● **Task directions**
Character for character, reproduce every entry below.

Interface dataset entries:
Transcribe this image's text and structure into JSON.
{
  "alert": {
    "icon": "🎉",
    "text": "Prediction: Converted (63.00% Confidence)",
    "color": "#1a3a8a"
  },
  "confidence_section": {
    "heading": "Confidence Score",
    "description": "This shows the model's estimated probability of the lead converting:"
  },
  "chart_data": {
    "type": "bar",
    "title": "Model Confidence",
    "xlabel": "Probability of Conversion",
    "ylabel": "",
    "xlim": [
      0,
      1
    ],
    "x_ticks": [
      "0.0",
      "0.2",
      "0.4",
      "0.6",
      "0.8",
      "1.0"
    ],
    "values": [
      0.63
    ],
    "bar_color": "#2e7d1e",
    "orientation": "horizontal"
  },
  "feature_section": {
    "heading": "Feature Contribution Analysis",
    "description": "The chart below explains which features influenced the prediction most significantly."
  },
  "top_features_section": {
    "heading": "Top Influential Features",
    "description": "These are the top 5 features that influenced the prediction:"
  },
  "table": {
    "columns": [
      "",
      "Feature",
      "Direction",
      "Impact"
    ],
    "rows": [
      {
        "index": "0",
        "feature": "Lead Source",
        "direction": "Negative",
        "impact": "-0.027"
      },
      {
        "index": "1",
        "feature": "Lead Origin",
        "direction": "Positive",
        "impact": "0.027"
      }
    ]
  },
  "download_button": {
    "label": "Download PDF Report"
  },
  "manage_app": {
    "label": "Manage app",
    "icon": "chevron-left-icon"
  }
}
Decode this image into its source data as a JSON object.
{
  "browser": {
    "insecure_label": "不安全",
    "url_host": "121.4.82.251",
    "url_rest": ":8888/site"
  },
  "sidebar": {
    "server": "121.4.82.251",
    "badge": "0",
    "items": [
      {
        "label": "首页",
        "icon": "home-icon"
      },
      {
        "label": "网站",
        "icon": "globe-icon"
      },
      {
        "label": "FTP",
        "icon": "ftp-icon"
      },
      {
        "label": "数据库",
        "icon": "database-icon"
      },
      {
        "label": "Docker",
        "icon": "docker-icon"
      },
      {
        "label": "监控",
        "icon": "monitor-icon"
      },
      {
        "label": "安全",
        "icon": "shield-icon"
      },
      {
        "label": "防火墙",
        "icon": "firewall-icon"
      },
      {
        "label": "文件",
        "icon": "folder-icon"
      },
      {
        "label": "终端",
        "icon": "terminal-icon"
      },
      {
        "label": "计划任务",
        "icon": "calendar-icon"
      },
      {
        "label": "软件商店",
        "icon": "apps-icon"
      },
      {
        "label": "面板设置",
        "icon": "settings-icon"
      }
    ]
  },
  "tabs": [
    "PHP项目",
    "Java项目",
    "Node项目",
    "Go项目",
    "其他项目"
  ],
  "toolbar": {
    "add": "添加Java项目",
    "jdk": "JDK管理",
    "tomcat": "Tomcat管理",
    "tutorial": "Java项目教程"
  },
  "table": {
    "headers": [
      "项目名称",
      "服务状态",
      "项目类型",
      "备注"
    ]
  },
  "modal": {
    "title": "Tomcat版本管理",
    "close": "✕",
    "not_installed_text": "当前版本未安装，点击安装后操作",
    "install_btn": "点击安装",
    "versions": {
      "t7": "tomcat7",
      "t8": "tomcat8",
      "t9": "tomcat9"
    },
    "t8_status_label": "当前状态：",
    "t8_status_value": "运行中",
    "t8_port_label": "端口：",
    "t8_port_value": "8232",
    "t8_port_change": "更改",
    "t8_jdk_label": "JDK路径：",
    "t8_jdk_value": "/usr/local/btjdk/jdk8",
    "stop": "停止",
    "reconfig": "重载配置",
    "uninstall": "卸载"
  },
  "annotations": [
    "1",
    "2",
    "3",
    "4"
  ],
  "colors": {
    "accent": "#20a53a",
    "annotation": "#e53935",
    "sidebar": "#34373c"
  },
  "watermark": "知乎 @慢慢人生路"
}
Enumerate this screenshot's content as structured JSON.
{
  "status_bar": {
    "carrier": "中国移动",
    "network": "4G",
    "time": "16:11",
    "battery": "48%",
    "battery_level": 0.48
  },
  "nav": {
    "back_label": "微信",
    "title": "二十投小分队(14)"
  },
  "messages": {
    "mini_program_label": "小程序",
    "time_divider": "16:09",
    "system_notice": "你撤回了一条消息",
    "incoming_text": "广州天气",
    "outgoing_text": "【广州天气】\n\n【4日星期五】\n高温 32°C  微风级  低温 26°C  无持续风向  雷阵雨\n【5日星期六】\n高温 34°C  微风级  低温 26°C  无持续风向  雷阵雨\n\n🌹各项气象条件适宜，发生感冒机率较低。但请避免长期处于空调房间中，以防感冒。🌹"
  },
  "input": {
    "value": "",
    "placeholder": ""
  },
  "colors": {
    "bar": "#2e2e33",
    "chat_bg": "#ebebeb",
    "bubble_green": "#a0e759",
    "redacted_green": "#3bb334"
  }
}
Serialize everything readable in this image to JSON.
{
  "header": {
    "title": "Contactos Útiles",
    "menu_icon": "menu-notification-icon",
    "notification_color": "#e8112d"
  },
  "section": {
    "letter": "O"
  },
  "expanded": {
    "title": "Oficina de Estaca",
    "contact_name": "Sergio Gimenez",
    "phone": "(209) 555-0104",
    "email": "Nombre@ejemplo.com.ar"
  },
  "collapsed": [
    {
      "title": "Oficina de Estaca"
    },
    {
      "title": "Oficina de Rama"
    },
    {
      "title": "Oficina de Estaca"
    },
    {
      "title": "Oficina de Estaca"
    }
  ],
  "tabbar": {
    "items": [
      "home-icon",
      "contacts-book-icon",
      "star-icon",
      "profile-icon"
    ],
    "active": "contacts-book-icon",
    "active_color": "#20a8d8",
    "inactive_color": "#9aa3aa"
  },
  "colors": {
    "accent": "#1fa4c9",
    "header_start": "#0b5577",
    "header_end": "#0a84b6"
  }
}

● **Expected answer**
Transcribe this image's text and structure into JSON.
{
  "alert": {
    "icon": "🎉",
    "text": "Prediction: Converted (63.00% Confidence)",
    "color": "#1a3a8a"
  },
  "confidence_section": {
    "heading": "Confidence Score",
    "description": "This shows the model's estimated probability of the lead converting:"
  },
  "chart_data": {
    "type": "bar",
    "title": "Model Confidence",
    "xlabel": "Probability of Conversion",
    "ylabel": "",
    "xlim": [
      0,
      1
    ],
    "x_ticks": [
      "0.0",
      "0.2",
      "0.4",
      "0.6",
      "0.8",
      "1.0"
    ],
    "values": [
      0.63
    ],
    "bar_color": "#2e7d1e",
    "orientation": "horizontal"
  },
  "feature_section": {
    "heading": "Feature Contribution Analysis",
    "description": "The chart below explains which features influenced the prediction most significantly."
  },
  "top_features_section": {
    "heading": "Top Influential Features",
    "description": "These are the top 5 features that influenced the prediction:"
  },
  "table": {
    "columns": [
      "",
      "Feature",
      "Direction",
      "Impact"
    ],
    "rows": [
      {
        "index": "0",
        "feature": "Lead Source",
        "direction": "Negative",
        "impact": "-0.027"
      },
      {
        "index": "1",
        "feature": "Lead Origin",
        "direction": "Positive",
        "impact": "0.027"
      }
    ]
  },
  "download_button": {
    "label": "Download PDF Report"
  },
  "manage_app": {
    "label": "Manage app",
    "icon": "chevron-left-icon"
  }
}
Decode this image into its source data as a JSON object.
{
  "browser": {
    "insecure_label": "不安全",
    "url_host": "121.4.82.251",
    "url_rest": ":8888/site"
  },
  "sidebar": {
    "server": "121.4.82.251",
    "badge": "0",
    "items": [
      {
        "label": "首页",
        "icon": "home-icon"
      },
      {
        "label": "网站",
        "icon": "globe-icon"
      },
      {
        "label": "FTP",
        "icon": "ftp-icon"
      },
      {
        "label": "数据库",
        "icon": "database-icon"
      },
      {
        "label": "Docker",
        "icon": "docker-icon"
      },
      {
        "label": "监控",
        "icon": "monitor-icon"
      },
      {
        "label": "安全",
        "icon": "shield-icon"
      },
      {
        "label": "防火墙",
        "icon": "firewall-icon"
      },
      {
        "label": "文件",
        "icon": "folder-icon"
      },
      {
        "label": "终端",
        "icon": "terminal-icon"
      },
      {
        "label": "计划任务",
        "icon": "calendar-icon"
      },
      {
        "label": "软件商店",
        "icon": "apps-icon"
      },
      {
        "label": "面板设置",
        "icon": "settings-icon"
      }
    ]
  },
  "tabs": [
    "PHP项目",
    "Java项目",
    "Node项目",
    "Go项目",
    "其他项目"
  ],
  "toolbar": {
    "add": "添加Java项目",
    "jdk": "JDK管理",
    "tomcat": "Tomcat管理",
    "tutorial": "Java项目教程"
  },
  "table": {
    "headers": [
      "项目名称",
      "服务状态",
      "项目类型",
      "备注"
    ]
  },
  "modal": {
    "title": "Tomcat版本管理",
    "close": "✕",
    "not_installed_text": "当前版本未安装，点击安装后操作",
    "install_btn": "点击安装",
    "versions": {
      "t7": "tomcat7",
      "t8": "tomcat8",
      "t9": "tomcat9"
    },
    "t8_status_label": "当前状态：",
    "t8_status_value": "运行中",
    "t8_port_label": "端口：",
    "t8_port_value": "8232",
    "t8_port_change": "更改",
    "t8_jdk_label": "JDK路径：",
    "t8_jdk_value": "/usr/local/btjdk/jdk8",
    "stop": "停止",
    "reconfig": "重载配置",
    "uninstall": "卸载"
  },
  "annotations": [
    "1",
    "2",
    "3",
    "4"
  ],
  "colors": {
    "accent": "#20a53a",
    "annotation": "#e53935",
    "sidebar": "#34373c"
  },
  "watermark": "知乎 @慢慢人生路"
}
Enumerate this screenshot's content as structured JSON.
{
  "status_bar": {
    "carrier": "中国移动",
    "network": "4G",
    "time": "16:11",
    "battery": "48%",
    "battery_level": 0.48
  },
  "nav": {
    "back_label": "微信",
    "title": "二十投小分队(14)"
  },
  "messages": {
    "mini_program_label": "小程序",
    "time_divider": "16:09",
    "system_notice": "你撤回了一条消息",
    "incoming_text": "广州天气",
    "outgoing_text": "【广州天气】\n\n【4日星期五】\n高温 32°C  微风级  低温 26°C  无持续风向  雷阵雨\n【5日星期六】\n高温 34°C  微风级  低温 26°C  无持续风向  雷阵雨\n\n🌹各项气象条件适宜，发生感冒机率较低。但请避免长期处于空调房间中，以防感冒。🌹"
  },
  "input": {
    "value": "",
    "placeholder": ""
  },
  "colors": {
    "bar": "#2e2e33",
    "chat_bg": "#ebebeb",
    "bubble_green": "#a0e759",
    "redacted_green": "#3bb334"
  }
}
Serialize everything readable in this image to JSON.
{
  "header": {
    "title": "Contactos Útiles",
    "menu_icon": "menu-notification-icon",
    "notification_color": "#e8112d"
  },
  "section": {
    "letter": "O"
  },
  "expanded": {
    "title": "Oficina de Estaca",
    "contact_name": "Sergio Gimenez",
    "phone": "(209) 555-0104",
    "email": "Nombre@ejemplo.com.ar"
  },
  "collapsed": [
    {
      "title": "Oficina de Estaca"
    },
    {
      "title": "Oficina de Rama"
    },
    {
      "title": "Oficina de Estaca"
    },
    {
      "title": "Oficina de Estaca"
    }
  ],
  "tabbar": {
    "items": [
      "home-icon",
      "contacts-book-icon",
      "star-icon",
      "profile-icon"
    ],
    "active": "contacts-book-icon",
    "active_color": "#20a8d8",
    "inactive_color": "#9aa3aa"
  },
  "colors": {
    "accent": "#1fa4c9",
    "header_start": "#0b5577",
    "header_end": "#0a84b6"
  }
}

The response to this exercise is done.